╔══

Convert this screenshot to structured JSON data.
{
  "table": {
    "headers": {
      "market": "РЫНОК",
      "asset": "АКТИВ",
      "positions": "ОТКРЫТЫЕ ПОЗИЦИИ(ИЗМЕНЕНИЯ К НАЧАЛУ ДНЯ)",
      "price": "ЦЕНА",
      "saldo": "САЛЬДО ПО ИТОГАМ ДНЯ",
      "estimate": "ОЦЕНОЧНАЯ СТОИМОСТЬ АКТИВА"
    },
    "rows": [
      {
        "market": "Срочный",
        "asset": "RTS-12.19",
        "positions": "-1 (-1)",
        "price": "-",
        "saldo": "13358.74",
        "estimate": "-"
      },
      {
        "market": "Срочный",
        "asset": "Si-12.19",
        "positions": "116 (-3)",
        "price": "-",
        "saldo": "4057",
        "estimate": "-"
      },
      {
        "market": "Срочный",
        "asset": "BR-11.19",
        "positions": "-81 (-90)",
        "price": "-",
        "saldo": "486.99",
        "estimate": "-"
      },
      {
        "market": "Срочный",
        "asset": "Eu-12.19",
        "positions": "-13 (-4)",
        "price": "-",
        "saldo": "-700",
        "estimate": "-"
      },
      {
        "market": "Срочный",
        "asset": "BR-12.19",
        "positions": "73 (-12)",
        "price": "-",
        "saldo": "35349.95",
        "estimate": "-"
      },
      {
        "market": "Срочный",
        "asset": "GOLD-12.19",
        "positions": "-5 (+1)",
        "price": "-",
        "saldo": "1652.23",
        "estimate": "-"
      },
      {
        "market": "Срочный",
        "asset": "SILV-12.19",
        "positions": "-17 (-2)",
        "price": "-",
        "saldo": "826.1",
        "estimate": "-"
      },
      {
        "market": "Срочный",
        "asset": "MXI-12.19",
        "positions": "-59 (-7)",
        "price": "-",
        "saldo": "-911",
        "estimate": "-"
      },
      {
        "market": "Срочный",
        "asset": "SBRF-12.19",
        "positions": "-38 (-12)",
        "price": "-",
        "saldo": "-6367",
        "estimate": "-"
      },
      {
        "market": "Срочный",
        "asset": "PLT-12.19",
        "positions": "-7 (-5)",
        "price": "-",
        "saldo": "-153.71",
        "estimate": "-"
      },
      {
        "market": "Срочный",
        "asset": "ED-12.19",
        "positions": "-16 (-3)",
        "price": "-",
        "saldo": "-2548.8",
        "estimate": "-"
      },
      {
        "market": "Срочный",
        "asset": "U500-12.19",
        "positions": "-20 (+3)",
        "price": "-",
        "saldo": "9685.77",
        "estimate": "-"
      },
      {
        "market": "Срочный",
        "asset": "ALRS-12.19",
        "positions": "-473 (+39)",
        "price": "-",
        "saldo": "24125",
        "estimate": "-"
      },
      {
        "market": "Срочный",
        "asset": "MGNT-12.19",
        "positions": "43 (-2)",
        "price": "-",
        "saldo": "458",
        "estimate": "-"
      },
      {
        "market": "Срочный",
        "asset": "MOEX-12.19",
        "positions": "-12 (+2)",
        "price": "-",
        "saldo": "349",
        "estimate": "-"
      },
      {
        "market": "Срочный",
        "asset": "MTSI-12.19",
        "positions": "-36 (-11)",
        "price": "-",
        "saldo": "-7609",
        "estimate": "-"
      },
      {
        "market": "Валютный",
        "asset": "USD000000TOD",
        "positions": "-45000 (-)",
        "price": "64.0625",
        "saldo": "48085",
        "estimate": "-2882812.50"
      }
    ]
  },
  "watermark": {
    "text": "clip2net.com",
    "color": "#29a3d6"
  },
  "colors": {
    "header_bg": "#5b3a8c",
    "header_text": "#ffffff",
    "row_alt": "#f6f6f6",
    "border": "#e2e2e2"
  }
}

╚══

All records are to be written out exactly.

COMPLETED EXERCISE:
Convert this screenshot to structured JSON data.
{
  "table": {
    "headers": {
      "market": "РЫНОК",
      "asset": "АКТИВ",
      "positions": "ОТКРЫТЫЕ ПОЗИЦИИ(ИЗМЕНЕНИЯ К НАЧАЛУ ДНЯ)",
      "price": "ЦЕНА",
      "saldo": "САЛЬДО ПО ИТОГАМ ДНЯ",
      "estimate": "ОЦЕНОЧНАЯ СТОИМОСТЬ АКТИВА"
    },
    "rows": [
      {
        "market": "Срочный",
        "asset": "RTS-12.19",
        "positions": "-1 (-1)",
        "price": "-",
        "saldo": "13358.74",
        "estimate": "-"
      },
      {
        "market": "Срочный",
        "asset": "Si-12.19",
        "positions": "116 (-3)",
        "price": "-",
        "saldo": "4057",
        "estimate": "-"
      },
      {
        "market": "Срочный",
        "asset": "BR-11.19",
        "positions": "-81 (-90)",
        "price": "-",
        "saldo": "486.99",
        "estimate": "-"
      },
      {
        "market": "Срочный",
        "asset": "Eu-12.19",
        "positions": "-13 (-4)",
        "price": "-",
        "saldo": "-700",
        "estimate": "-"
      },
      {
        "market": "Срочный",
        "asset": "BR-12.19",
        "positions": "73 (-12)",
        "price": "-",
        "saldo": "35349.95",
        "estimate": "-"
      },
      {
        "market": "Срочный",
        "asset": "GOLD-12.19",
        "positions": "-5 (+1)",
        "price": "-",
        "saldo": "1652.23",
        "estimate": "-"
      },
      {
        "market": "Срочный",
        "asset": "SILV-12.19",
        "positions": "-17 (-2)",
        "price": "-",
        "saldo": "826.1",
        "estimate": "-"
      },
      {
        "market": "Срочный",
        "asset": "MXI-12.19",
        "positions": "-59 (-7)",
        "price": "-",
        "saldo": "-911",
        "estimate": "-"
      },
      {
        "market": "Срочный",
        "asset": "SBRF-12.19",
        "positions": "-38 (-12)",
        "price": "-",
        "saldo": "-6367",
        "estimate": "-"
      },
      {
        "market": "Срочный",
        "asset": "PLT-12.19",
        "positions": "-7 (-5)",
        "price": "-",
        "saldo": "-153.71",
        "estimate": "-"
      },
      {
        "market": "Срочный",
        "asset": "ED-12.19",
        "positions": "-16 (-3)",
        "price": "-",
        "saldo": "-2548.8",
        "estimate": "-"
      },
      {
        "market": "Срочный",
        "asset": "U500-12.19",
        "positions": "-20 (+3)",
        "price": "-",
        "saldo": "9685.77",
        "estimate": "-"
      },
      {
        "market": "Срочный",
        "asset": "ALRS-12.19",
        "positions": "-473 (+39)",
        "price": "-",
        "saldo": "24125",
        "estimate": "-"
      },
      {
        "market": "Срочный",
        "asset": "MGNT-12.19",
        "positions": "43 (-2)",
        "price": "-",
        "saldo": "458",
        "estimate": "-"
      },
      {
        "market": "Срочный",
        "asset": "MOEX-12.19",
        "positions": "-12 (+2)",
        "price": "-",
        "saldo": "349",
        "estimate": "-"
      },
      {
        "market": "Срочный",
        "asset": "MTSI-12.19",
        "positions": "-36 (-11)",
        "price": "-",
        "saldo": "-7609",
        "estimate": "-"
      },
      {
        "market": "Валютный",
        "asset": "USD000000TOD",
        "positions": "-45000 (-)",
        "price": "64.0625",
        "saldo": "48085",
        "estimate": "-2882812.50"
      }
    ]
  },
  "watermark": {
    "text": "clip2net.com",
    "color": "#29a3d6"
  },
  "colors": {
    "header_bg": "#5b3a8c",
    "header_text": "#ffffff",
    "row_alt": "#f6f6f6",
    "border": "#e2e2e2"
  }
}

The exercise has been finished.